John Chilembwe’s rebellion in Nyasaland is over. The British colonial authorities moved swiftly to crush the insurrection and the revolt failed to attract mass support, never expanding beyond Chilembwe’s small group of associates. Chilembwe himself is killed while trying to escape into Mozambique. Many of his followers are summarily executed while others are taken into custody, for later trial and execution. The British also apply collective punishment against people in the area of the uprising, burning huts, confiscating arms and levying fines regardless of whether or not a person had been involved in the revolt. Because of Chilembwe’s millenarian Christianity, the authorities also shut down African churches operating outside white supervision.
In South Africa Manie Maritz’s pro-German Boer revolt is also over. Maritz himself is luckier than Chilembwe and manages to flee South Africa. His fellow insurgents surrender. The South African authorities treat these white rebels with greater leniency than Chilembwe’s comrades; the Boers are fined and imprisoned but not subjected to summary or judicial execution.

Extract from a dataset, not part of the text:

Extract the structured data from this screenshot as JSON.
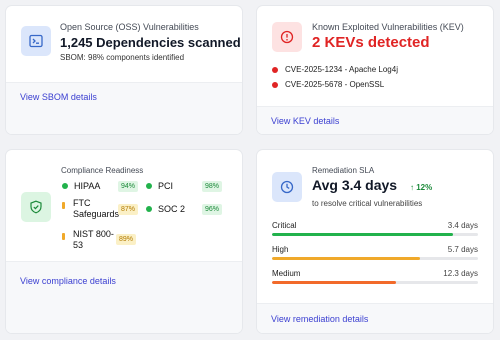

With these rebellions crushed the way is increasingly clear for an advance against the German colonies in southern Africa. Perhaps sensing this, the Germans in South West Africa decide to pre-empt the enemy by mounting their own mini-invasion of South Africa. At Kakamas the Germans clash with a South African force. Compared to European battles, this is little more than a skirmish, but the Germans are defeated and forced to retreat.
image source (The Soldier’s Burden)